To be honest, we think most companies volunteer for their own benefit (in addition to the benefit of the employees and the community) – and that’s a good thing! We also find that it’s typically about more than PR. In our free online course Empathy in Motion, we’ll share the typical reasons companies volunteer, better reasons to volunteer, and even the potential financial benefit companies may gain from volunteering.
2. You’re tired of volunteering to paint a wall or plant some shrubs – you want to see some real impact!
We are right there with you! Traditional volunteer projects are good, but they’re often not good enough. In the second half of the course, we’ll take a deep dive with you into the differences between transactional and transformative volunteering. What does it look like? Why is it more impactful? With this information, we hope to offer a reminder of what inspires you to give back to the community and empowers you to offer meaningful experiences to others.
3. You sometimes plan and lead volunteer events and you could use some practical tips on how to quickly and easily make them more meaningful.
Daniel Goleman’s Emotional Intelligence says, “managers with excellent cognitive empathy get better than expected performance from their direct reports.” On a larger scale, empathy is what drives us to defend, protect, and care for each other. Volunteering can be a safe, nonthreatening space to develop empathy for others – and it’s not difficult to create the conditions for this to happen. In Empathy in Motion, we’ll teach you how to frame the volunteer experience to open up people’s minds to new ideas and inspire them to adopt new ways of thinking and being.
4. You’ve heard that volunteering can be a leadership development tool, but …
… how? Is there any research to back this up? As employee volunteering programs pick up speed, more and more research is being conducted to measure the personal and professional benefits of volunteering – including leadership development. Studies have been done that demonstrate how volunteering produces increased resilience, broader influence, hard and soft skills, expanded networks, and more. We’ll list some of the most interesting recent statistics and what you can do to integrate leadership development tactics into your company’s volunteer program – or into your own volunteer work.
5. You could use some quick and dirty tips on how to solve some of the logistical challenges that come up during volunteer events.
Ever wanted to hear from someone funny and creative (our very own Chris Jarvis, for one) on how to solve challenges that tend to present themselves during volunteer events? For example, is there a clever way for experienced volunteers to get newer volunteers to take on more responsibility without looking lazy? Or – what do you do when you want to hold a brief before the event starts, but everyone is late? Listen to these and other fun examples and ideas in Empathy in Motion.
6. You want to measure impact, but you have no idea how to do it or what to measure.
This is an exciting trend in the field of CSR and corporate citizenship and we are excited to participate in solving it! Join us to learn the categories that must be measured in employee volunteer programs in order to report on impact. We’ll make an effort to address the most pressing questions like:
How do you measure engagement?
How is impact defined?
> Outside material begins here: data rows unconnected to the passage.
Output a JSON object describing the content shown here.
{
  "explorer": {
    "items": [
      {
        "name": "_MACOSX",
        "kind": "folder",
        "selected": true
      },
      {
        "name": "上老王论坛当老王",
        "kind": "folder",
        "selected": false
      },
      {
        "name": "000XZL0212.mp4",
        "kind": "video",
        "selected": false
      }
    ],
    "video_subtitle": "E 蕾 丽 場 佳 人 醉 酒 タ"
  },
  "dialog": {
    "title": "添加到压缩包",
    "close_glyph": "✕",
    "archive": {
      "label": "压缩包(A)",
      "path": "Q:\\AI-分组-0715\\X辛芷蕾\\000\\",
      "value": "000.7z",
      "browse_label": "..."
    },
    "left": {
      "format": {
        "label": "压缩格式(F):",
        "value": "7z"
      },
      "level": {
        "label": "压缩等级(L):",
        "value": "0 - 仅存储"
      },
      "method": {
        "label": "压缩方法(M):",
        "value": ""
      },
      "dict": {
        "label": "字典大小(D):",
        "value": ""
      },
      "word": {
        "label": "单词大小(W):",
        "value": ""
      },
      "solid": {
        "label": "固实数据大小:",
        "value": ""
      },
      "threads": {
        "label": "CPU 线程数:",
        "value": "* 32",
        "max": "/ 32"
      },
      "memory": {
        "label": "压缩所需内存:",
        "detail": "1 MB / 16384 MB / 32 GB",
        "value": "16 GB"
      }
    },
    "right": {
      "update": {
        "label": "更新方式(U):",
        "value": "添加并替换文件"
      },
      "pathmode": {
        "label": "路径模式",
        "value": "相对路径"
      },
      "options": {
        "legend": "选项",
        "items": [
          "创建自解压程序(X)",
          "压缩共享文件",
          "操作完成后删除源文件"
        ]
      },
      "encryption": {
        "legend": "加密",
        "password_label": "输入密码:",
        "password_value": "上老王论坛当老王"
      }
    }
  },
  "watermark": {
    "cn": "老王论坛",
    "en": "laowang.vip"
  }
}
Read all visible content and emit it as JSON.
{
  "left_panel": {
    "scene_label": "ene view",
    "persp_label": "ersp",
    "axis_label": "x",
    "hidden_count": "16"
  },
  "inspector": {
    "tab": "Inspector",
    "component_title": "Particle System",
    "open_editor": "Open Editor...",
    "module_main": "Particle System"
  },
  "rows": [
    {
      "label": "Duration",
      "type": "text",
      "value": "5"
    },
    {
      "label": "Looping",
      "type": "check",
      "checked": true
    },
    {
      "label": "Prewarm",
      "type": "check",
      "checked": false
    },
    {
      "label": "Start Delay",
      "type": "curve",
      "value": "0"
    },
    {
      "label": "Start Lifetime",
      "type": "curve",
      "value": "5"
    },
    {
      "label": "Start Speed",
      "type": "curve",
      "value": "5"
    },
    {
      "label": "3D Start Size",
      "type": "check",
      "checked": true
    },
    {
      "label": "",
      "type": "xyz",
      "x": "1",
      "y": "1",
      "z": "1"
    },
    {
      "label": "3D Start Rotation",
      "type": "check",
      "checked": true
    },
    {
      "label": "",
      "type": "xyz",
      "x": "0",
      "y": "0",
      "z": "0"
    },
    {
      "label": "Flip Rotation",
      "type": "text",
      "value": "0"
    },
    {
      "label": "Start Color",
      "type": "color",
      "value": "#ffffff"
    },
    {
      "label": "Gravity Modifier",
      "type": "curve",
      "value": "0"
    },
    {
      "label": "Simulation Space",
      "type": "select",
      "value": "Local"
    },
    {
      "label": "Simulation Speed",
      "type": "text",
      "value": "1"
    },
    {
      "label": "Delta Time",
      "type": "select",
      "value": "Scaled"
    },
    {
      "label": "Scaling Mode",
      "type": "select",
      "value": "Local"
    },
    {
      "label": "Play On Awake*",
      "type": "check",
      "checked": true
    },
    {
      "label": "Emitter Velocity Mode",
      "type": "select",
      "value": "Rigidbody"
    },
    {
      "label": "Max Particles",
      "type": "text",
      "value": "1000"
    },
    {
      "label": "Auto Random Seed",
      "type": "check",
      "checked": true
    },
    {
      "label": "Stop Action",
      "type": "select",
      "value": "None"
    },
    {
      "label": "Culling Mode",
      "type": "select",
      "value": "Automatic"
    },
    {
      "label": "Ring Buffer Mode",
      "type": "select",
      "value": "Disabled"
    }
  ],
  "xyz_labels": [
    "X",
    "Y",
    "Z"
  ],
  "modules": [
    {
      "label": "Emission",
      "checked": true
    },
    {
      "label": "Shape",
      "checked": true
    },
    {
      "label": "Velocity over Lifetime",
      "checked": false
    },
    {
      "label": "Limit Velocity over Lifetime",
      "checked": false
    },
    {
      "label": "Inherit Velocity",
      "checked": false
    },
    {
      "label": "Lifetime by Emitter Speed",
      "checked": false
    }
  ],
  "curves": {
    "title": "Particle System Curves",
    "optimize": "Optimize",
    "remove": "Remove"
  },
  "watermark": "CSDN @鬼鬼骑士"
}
Is it possible to measure these things without adding resources to my team?
We’ll also tell you how the categories of measurement interrelate, and we’ll provide some practical steps for applying them to your employee volunteer program.
Empathy in Motion: The Power of Employee Volunteering is a free online course and it’s open for enrollment now! Starting March 14, 2017, the course offers a new perspective on the power of volunteering that goes beyond the traditional transactional model. Anyone can enroll and can share course details with colleagues, other volunteers, and even family and friends.
Realized Worth designs and implements corporate volunteer programs for companies around the world. Want to discuss your program with us? We’ll be happy to hear from you! Find us on Twitter, Facebook, and LinkedIn.